- INPUT DATA:
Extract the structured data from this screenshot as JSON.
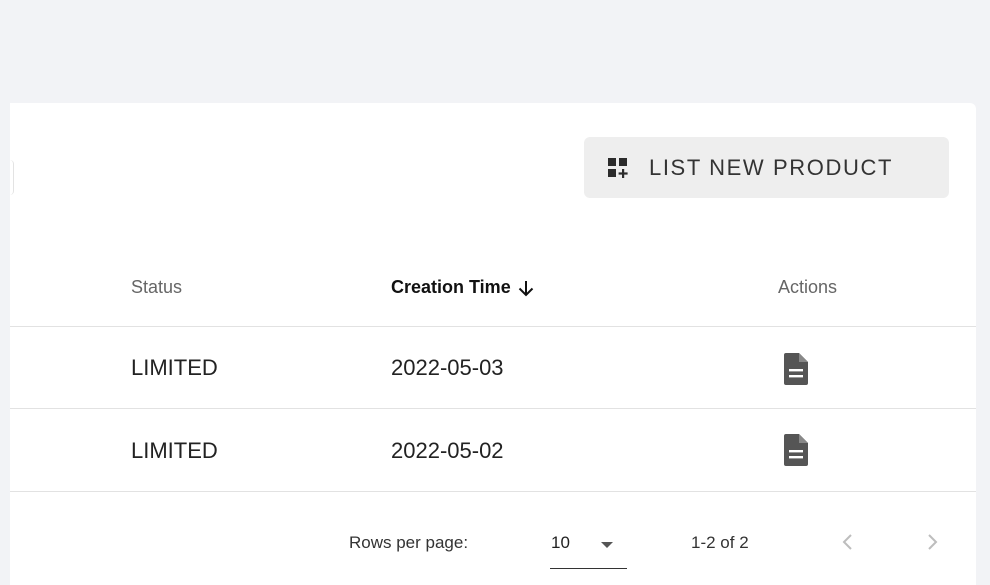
{
  "toolbar": {
    "list_button_label": "LIST NEW PRODUCT",
    "list_button_icon": "add-grid-icon"
  },
  "table": {
    "columns": [
      {
        "key": "status",
        "label": "Status"
      },
      {
        "key": "creation_time",
        "label": "Creation Time",
        "sort": "descending"
      },
      {
        "key": "actions",
        "label": "Actions"
      }
    ],
    "rows": [
      {
        "status": "LIMITED",
        "creation_time": "2022-05-03",
        "action_icon": "document-icon"
      },
      {
        "status": "LIMITED",
        "creation_time": "2022-05-02",
        "action_icon": "document-icon"
      }
    ]
  },
  "pagination": {
    "rows_per_page_label": "Rows per page:",
    "rows_per_page_value": "10",
    "range_text": "1-2 of 2"
  },
  "colors": {
    "page_background": "#f2f3f6",
    "card_background": "#ffffff",
    "button_background": "#eeeeee",
    "icon_gray": "#555555",
    "disabled_gray": "#bdbdbd"
  }
}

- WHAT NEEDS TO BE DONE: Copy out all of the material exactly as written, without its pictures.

- EXERCISE RESULT:
Extract the structured data from this screenshot as JSON.
{
  "toolbar": {
    "list_button_label": "LIST NEW PRODUCT",
    "list_button_icon": "add-grid-icon"
  },
  "table": {
    "columns": [
      {
        "key": "status",
        "label": "Status"
      },
      {
        "key": "creation_time",
        "label": "Creation Time",
        "sort": "descending"
      },
      {
        "key": "actions",
        "label": "Actions"
      }
    ],
    "rows": [
      {
        "status": "LIMITED",
        "creation_time": "2022-05-03",
        "action_icon": "document-icon"
      },
      {
        "status": "LIMITED",
        "creation_time": "2022-05-02",
        "action_icon": "document-icon"
      }
    ]
  },
  "pagination": {
    "rows_per_page_label": "Rows per page:",
    "rows_per_page_value": "10",
    "range_text": "1-2 of 2"
  },
  "colors": {
    "page_background": "#f2f3f6",
    "card_background": "#ffffff",
    "button_background": "#eeeeee",
    "icon_gray": "#555555",
    "disabled_gray": "#bdbdbd"
  }
}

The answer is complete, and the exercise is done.